While many Paris neighborhoods trade on their clichés — the bourgeois elegance of Saint-Germain, the hipper-than-hip culture of the Canal Saint-Martin — Batignolles remains harder to pin down. Located on the northern side of the 17th Arrondissement, the area was slated to be the Olympic Village for the 2012 bid that Paris failed to win. Since then, it has done some soul-searching. Devoid of major monuments, Batignolles is largely tourist-free, and though it has its share of new boutiques and hip eateries, it’s not yet a destination for the city’s scenesters.
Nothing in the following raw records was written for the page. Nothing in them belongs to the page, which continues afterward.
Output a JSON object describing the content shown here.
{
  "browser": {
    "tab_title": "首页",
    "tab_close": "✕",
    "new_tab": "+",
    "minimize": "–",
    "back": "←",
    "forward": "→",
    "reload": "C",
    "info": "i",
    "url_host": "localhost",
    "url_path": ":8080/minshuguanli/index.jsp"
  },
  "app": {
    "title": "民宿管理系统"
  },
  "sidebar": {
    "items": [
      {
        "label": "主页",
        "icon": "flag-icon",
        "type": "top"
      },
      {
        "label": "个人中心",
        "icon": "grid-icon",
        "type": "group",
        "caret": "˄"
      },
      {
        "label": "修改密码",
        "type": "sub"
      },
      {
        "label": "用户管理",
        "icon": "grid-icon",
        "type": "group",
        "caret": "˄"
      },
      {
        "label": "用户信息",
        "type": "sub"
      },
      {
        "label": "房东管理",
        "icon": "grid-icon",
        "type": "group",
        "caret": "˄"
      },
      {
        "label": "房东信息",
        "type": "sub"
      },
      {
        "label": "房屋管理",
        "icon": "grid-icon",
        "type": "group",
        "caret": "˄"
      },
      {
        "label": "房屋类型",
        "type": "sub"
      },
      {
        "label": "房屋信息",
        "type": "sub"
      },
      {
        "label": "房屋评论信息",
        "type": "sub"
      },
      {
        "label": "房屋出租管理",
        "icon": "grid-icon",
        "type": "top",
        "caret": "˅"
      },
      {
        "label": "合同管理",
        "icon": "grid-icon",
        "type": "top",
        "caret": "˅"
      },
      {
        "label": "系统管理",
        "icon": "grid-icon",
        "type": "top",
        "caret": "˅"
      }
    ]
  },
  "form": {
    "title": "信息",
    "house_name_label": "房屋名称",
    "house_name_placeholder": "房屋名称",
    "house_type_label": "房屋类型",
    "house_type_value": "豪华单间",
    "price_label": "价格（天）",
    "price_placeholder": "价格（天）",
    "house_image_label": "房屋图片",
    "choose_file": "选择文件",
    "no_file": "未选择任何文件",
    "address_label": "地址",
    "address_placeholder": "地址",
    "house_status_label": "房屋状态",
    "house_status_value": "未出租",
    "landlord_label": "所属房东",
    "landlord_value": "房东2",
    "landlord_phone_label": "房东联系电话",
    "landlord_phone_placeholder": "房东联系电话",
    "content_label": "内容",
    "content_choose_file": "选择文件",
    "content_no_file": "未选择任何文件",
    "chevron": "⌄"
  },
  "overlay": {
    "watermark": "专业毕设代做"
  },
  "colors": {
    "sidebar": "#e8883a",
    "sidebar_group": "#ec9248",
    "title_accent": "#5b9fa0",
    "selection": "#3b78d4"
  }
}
As such, it feels like the “real” Paris, although that’s likely to change: 3,400 new residences are slated to be built in 2015. But for now, Batignolles is coming up at its own relaxed pace.
Anna Brones, founder of Foodie Underground, describes a quintessential crawl through her neighborhood.
Head to Acide Salon de Thé (24 rue des Moines) for the amazing almond croissants, or walk ten minutes to Le Bal Café (6 Impasse de la Défense), which has some of the best coffee in Paris. It’s close to Place de Clichy and located in a cool cultural center that has regular photo exhibits.
You won’t see a lot of big chains in Batignolles; it’s mostly independently owned clothing and design boutiques. Superflu (77 rue Legendre) calls itself a concept-store familial (a family concept store) and sells men’s, women’s, and children’s clothing and accessories, including shoes, jewelry, and scarves. The store carries Veja, the sustainable shoe brand, and in the back, there are cool things for kids, such as notebooks and wall-poster maps of Paris that you can draw on.
Right next door to Superflu is Blou (77 rue Legendre), a design boutique that carries modern furniture and homewares from brands like Marimekko. They’ve also got a selection of men’s clothing in the back.
29 février (29 rue Lemercier) is a really interesting space that sells women’s accessories. They only have pieces from four or five designers at a time, and they’re all local or have a distinctly French background. The aesthetic is very Parisian-girly.
Pop into Libellune (80 rue Legendre) for fair-trade pieces from around the world. They have everything from jewelry and scarves to home goods like teapots. It’s your classic world store, and all the products have an ethical focus.
On Saturdays, you can browse the open-air Marché Biologique des Batignolles (34 boulevard des Batignolles), which is one of Paris’s two big organic markets. It’s the classic French market experience, but there are even more local producers who sell their own handmade products — there’s a honey guy, a cheese guy. People come from all over Paris for this market. It’s a great place to pick up ingredients for a picnic.
Martin Luther King park was initially built to be part of the potential 2012 Olympic Village, but it has recently been expanded to double its original size. It’s not your postcard Parisian park. There’s a skate park and basketball courts — it’s full of real people living their lives.
Foodies go to Coretta (151 bis rue Cardinet), a newly opened neo-bistro on the corner of MLK Park that has rare wines and dishes like smoked eel. Viola (80 rue Lemercier) is another great spot for Italian food and natural wines. My favorite is Le Garde-Robe des Batignolles (4 rue Bridaine) — I always intend to go for a glass of wine and cheese, but end up staying the whole evening. It’s a really small place and the back wall is lined with wine bottles, so you can either order by the glass, or just pick your bottle off the wall. This spot specializes in cheese and charcuterie, which is cut with a hand-operated machine. The atmosphere is really relaxed and welcoming, with the sounds of real vinyl in the background.
For apéros in the evening or late-night beers, grab a table at Les Puces des Batignolles (110 rue Legendre), which actually has two locations on the same block. It’s full of cute antiques from the flea markets, and the vibe is really funky and relaxed. On Sunday evenings, there’s live jazz music, and there’s a wall that opens up completely, so the tables can spill out onto the sidewalk.